WHAT IS EXPECTED ▸
Whenever a line in the entries includes the word "moon", copy that line out.

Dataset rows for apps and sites
· · · ·

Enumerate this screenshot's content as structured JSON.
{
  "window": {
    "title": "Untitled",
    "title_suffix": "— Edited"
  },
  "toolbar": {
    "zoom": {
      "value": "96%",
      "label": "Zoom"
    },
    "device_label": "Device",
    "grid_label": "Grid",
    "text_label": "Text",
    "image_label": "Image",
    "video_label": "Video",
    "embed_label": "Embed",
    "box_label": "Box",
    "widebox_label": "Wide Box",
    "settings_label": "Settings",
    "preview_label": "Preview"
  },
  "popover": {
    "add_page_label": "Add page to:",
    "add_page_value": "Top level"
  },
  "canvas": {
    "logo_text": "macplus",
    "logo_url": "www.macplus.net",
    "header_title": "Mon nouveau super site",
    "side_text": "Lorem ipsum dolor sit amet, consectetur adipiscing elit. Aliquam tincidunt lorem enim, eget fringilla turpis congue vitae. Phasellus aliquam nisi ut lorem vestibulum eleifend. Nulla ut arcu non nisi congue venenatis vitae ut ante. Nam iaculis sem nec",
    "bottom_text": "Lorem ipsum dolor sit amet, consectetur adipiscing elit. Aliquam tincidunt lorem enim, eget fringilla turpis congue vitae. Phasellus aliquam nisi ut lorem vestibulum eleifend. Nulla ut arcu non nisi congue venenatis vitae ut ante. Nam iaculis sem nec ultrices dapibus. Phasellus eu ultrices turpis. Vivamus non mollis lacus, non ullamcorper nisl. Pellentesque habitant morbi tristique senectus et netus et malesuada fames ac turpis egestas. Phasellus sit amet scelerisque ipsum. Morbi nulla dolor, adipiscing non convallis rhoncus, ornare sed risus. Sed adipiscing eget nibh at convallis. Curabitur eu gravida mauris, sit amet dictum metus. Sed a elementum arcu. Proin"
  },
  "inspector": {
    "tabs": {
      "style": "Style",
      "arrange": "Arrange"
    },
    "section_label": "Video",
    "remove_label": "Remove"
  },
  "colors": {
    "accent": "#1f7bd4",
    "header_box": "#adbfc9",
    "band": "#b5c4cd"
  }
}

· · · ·

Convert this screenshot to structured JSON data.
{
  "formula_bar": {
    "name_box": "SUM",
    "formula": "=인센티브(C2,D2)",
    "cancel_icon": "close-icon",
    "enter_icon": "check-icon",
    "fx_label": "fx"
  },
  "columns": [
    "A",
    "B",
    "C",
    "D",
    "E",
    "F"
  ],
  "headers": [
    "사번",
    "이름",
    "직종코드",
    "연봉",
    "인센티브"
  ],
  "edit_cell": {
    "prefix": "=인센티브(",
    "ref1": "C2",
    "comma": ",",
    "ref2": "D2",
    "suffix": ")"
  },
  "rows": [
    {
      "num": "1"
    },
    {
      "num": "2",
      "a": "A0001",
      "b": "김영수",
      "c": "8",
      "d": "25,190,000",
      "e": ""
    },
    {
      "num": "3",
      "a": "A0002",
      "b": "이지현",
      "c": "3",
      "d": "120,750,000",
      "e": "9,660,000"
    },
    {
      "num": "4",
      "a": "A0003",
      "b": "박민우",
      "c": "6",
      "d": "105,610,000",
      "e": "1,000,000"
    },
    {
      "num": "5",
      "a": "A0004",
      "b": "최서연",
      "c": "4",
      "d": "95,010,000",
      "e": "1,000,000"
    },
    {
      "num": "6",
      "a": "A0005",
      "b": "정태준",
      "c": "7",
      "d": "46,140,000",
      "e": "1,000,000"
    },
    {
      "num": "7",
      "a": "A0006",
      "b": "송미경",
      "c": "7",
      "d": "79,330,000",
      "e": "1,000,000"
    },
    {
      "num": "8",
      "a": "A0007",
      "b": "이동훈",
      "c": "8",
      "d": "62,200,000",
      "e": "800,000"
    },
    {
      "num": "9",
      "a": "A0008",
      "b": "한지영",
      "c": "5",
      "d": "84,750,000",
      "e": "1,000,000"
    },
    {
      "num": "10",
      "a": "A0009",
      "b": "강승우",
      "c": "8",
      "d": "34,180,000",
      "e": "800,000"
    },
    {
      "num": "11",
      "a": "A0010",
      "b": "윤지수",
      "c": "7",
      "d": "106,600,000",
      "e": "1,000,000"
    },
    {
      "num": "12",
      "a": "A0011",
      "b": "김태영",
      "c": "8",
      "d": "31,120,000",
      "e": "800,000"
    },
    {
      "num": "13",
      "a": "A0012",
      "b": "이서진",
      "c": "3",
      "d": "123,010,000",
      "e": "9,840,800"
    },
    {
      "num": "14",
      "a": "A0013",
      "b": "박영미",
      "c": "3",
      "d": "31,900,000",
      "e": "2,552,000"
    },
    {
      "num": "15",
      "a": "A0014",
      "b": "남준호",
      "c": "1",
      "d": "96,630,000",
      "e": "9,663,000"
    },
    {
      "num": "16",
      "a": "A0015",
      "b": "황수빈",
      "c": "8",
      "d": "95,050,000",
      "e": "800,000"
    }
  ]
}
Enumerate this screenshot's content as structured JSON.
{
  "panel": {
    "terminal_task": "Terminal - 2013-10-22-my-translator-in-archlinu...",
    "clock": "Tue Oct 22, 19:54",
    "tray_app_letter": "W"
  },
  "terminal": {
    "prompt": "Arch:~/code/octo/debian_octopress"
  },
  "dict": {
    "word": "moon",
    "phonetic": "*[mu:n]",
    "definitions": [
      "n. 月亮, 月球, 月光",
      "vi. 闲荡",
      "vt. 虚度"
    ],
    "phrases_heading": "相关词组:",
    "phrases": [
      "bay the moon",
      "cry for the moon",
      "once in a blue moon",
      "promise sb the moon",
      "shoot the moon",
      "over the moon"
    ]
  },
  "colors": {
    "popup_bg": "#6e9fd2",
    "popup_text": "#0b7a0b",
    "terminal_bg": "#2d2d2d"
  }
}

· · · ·

TASK OUTPUT ▸
    "word": "moon",
      "bay the moon",
      "cry for the moon",
      "once in a blue moon",
      "promise sb the moon",
      "shoot the moon",
      "over the moon"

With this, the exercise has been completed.